+++ Excerpted data
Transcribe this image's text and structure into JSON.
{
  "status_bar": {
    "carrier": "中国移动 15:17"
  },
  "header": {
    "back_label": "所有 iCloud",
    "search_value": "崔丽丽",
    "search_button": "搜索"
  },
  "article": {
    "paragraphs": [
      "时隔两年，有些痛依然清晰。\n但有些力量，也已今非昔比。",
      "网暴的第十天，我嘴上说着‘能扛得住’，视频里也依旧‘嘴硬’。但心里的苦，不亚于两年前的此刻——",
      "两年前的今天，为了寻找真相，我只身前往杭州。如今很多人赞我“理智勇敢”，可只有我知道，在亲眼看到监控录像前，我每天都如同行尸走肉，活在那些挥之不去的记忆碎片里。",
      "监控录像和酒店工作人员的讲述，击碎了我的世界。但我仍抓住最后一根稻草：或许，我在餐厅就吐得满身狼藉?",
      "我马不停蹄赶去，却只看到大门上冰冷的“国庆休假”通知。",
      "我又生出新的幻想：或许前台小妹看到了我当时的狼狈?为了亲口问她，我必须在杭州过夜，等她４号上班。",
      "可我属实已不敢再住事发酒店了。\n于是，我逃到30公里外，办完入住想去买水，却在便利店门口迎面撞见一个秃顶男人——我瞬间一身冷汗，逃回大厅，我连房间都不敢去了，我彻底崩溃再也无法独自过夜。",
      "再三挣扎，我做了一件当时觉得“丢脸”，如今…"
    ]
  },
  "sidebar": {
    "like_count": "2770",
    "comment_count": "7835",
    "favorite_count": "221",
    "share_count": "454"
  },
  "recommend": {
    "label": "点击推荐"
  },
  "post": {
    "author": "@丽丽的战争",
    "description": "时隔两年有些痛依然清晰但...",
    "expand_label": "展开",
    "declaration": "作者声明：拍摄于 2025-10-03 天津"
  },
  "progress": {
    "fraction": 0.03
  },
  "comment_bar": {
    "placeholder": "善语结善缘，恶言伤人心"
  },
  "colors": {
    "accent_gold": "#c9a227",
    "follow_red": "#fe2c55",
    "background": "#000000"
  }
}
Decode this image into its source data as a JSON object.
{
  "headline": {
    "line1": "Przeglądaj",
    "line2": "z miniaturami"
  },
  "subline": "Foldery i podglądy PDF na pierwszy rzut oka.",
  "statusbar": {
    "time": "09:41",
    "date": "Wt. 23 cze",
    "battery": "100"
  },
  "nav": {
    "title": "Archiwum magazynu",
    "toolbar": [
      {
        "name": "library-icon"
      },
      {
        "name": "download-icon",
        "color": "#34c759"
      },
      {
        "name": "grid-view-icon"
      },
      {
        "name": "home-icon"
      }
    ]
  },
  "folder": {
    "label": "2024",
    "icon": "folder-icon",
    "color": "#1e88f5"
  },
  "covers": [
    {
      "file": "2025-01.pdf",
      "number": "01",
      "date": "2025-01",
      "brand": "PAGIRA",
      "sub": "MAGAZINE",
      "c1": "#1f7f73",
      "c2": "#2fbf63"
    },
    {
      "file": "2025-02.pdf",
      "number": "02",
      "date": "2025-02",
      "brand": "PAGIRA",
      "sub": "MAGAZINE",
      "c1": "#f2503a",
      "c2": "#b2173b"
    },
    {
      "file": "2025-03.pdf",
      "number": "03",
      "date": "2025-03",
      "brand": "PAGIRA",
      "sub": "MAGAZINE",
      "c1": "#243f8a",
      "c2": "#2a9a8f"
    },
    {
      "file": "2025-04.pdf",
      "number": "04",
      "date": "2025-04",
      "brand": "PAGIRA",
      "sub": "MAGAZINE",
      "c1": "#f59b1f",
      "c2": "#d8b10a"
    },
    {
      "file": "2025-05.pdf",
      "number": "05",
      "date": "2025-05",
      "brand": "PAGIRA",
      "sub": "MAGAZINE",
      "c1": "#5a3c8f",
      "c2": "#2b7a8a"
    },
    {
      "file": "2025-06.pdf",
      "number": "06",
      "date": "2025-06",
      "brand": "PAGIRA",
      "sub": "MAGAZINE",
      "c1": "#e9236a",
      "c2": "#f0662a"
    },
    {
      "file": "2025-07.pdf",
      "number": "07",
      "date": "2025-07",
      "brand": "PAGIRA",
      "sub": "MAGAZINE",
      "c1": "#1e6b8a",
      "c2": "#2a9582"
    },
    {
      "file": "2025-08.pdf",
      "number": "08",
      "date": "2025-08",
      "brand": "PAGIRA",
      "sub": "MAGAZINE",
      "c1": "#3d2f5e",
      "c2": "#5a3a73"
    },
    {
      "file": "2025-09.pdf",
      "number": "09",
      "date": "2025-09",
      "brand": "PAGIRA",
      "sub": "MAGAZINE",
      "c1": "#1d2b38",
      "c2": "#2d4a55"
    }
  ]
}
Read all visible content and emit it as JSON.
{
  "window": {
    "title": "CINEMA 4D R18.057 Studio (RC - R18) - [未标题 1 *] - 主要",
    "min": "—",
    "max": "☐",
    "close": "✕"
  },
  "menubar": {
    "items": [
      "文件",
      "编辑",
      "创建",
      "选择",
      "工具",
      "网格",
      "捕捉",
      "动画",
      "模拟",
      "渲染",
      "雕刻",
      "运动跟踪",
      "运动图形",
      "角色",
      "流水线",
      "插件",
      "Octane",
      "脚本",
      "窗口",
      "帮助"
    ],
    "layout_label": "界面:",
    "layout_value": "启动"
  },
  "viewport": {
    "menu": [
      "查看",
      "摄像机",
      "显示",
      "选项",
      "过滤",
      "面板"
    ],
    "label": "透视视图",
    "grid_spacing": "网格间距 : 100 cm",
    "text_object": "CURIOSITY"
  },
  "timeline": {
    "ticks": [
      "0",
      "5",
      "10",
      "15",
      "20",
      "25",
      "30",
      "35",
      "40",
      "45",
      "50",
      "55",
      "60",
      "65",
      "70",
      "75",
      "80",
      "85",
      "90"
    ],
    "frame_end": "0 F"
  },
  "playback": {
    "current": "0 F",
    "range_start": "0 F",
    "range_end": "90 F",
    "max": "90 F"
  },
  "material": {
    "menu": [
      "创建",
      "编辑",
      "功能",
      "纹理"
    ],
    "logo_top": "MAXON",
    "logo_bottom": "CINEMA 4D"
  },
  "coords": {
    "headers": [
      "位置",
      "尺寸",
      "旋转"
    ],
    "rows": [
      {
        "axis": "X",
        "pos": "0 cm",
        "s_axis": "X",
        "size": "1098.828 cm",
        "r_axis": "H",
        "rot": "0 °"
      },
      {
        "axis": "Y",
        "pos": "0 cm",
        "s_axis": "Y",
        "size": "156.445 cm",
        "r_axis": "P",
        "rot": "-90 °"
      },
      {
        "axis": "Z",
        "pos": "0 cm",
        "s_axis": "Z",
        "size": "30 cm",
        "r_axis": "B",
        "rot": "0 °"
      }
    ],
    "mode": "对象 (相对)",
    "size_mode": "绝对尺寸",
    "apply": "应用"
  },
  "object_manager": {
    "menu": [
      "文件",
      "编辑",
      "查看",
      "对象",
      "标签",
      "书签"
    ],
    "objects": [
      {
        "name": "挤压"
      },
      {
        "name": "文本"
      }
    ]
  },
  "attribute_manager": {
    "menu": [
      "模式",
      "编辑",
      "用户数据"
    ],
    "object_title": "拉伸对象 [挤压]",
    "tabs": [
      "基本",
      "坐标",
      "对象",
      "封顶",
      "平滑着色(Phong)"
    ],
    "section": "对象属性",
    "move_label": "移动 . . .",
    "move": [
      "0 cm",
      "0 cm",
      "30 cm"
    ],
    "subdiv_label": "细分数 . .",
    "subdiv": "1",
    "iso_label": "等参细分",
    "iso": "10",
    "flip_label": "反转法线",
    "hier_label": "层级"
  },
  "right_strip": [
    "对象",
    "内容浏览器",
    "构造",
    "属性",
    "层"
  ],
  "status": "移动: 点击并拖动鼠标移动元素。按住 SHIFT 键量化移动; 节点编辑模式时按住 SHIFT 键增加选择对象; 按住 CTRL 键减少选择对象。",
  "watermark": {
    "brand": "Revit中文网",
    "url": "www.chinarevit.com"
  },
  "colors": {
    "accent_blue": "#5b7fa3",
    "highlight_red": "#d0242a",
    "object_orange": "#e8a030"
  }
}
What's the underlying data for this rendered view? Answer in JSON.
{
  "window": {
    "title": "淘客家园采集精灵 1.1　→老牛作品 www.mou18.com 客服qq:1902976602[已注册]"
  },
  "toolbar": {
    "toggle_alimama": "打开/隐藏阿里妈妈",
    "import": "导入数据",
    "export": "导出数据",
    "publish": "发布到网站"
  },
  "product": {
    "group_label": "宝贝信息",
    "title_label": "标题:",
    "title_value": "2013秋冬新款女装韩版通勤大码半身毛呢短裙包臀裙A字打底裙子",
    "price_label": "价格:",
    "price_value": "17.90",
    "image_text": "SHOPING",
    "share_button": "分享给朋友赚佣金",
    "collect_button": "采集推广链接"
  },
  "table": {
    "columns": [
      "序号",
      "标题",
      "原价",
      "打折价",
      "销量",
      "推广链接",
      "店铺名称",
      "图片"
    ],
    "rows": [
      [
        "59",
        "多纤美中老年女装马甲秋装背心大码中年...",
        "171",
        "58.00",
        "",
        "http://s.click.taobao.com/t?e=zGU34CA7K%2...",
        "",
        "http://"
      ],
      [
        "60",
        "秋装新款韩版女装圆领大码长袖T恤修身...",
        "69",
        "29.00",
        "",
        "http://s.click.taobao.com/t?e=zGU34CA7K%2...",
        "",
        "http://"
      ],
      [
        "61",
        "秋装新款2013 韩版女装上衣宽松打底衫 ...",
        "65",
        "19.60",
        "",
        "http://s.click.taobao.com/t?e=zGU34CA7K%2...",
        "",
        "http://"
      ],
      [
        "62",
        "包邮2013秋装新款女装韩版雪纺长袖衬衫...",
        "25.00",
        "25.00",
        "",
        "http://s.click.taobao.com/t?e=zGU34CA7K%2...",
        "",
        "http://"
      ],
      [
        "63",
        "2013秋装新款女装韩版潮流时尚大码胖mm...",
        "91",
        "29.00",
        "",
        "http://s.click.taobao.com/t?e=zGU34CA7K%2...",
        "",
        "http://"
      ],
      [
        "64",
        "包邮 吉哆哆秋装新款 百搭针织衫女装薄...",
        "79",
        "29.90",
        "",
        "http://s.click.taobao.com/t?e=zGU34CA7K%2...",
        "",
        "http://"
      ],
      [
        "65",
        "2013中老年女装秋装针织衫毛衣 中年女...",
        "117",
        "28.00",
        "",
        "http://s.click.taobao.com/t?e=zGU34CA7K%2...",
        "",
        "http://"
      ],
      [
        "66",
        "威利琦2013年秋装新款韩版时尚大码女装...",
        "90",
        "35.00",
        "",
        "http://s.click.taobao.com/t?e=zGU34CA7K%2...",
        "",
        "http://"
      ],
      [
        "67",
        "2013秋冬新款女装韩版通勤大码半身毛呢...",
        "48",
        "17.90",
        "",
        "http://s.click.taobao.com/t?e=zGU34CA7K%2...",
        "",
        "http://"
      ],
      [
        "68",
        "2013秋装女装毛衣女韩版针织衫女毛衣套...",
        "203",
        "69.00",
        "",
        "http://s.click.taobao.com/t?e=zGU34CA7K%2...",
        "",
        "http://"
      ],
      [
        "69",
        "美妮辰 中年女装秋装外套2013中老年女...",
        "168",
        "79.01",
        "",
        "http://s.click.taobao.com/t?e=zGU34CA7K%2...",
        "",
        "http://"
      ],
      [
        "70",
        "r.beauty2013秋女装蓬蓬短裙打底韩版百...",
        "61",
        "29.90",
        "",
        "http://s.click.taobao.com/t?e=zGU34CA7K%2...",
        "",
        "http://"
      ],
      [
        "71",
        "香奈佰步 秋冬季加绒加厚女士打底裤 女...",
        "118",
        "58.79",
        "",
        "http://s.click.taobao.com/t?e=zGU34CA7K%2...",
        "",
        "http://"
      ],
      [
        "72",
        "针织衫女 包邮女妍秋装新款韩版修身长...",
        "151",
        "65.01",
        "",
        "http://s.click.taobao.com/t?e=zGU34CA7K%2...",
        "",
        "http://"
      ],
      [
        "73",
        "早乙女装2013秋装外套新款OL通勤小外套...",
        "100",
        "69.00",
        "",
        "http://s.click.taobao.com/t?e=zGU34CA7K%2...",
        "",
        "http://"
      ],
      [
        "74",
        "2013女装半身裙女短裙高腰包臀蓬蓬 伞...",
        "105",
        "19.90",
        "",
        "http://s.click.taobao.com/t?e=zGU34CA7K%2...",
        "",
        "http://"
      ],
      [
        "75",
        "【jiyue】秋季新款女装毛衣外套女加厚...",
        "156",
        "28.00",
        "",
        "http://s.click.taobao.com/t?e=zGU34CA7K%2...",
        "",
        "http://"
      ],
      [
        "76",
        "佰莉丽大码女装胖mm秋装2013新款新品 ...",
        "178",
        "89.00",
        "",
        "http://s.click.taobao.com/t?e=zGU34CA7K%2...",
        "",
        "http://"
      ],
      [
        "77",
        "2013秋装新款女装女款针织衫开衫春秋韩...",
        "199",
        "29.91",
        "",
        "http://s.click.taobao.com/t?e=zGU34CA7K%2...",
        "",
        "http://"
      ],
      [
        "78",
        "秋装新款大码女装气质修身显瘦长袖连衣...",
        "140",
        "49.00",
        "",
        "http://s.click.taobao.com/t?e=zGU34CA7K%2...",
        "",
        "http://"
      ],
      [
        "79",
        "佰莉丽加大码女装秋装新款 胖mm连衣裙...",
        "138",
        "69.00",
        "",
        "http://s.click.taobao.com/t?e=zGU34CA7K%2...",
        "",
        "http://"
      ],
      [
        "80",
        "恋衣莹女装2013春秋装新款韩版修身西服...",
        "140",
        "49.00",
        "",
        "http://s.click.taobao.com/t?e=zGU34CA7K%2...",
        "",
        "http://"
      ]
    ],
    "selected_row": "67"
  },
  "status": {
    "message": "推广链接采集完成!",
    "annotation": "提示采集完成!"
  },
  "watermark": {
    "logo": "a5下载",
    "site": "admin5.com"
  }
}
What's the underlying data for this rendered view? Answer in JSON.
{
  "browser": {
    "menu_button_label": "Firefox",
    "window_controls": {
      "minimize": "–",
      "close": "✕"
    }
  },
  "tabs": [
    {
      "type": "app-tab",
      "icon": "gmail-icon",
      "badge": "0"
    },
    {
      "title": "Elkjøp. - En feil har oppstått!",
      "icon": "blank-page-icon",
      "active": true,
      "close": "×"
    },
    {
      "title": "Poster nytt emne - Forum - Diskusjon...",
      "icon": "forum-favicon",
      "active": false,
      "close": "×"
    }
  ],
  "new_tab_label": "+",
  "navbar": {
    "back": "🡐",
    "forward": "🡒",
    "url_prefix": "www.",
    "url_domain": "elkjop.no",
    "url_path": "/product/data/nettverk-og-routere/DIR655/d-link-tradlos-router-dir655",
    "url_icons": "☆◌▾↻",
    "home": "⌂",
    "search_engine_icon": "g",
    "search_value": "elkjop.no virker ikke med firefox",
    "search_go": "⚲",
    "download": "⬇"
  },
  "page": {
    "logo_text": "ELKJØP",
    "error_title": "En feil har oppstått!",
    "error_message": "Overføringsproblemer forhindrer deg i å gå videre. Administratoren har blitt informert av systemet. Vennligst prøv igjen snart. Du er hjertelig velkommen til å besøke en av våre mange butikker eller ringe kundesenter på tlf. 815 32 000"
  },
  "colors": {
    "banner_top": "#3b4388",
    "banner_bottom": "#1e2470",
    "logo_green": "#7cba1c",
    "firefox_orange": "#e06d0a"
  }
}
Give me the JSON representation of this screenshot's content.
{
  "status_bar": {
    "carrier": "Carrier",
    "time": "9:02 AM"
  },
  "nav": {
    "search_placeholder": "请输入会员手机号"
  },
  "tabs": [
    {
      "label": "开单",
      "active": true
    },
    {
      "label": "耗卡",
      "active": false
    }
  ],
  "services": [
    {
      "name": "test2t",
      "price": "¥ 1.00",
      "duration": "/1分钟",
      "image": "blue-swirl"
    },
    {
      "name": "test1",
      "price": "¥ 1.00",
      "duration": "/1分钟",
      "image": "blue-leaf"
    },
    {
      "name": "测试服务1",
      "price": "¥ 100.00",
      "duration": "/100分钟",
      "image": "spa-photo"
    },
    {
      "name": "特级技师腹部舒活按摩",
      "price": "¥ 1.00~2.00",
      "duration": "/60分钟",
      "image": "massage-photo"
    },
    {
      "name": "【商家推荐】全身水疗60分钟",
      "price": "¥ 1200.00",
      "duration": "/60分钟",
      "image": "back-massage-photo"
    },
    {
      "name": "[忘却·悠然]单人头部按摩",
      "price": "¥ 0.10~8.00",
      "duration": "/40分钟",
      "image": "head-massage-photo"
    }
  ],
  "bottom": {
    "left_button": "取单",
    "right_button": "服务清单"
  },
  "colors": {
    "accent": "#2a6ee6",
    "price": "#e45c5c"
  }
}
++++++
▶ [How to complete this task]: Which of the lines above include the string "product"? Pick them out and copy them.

▶ [Answer space]:
  "product": {
    "url_path": "/product/data/nettverk-og-routere/DIR655/d-link-tradlos-router-dir655",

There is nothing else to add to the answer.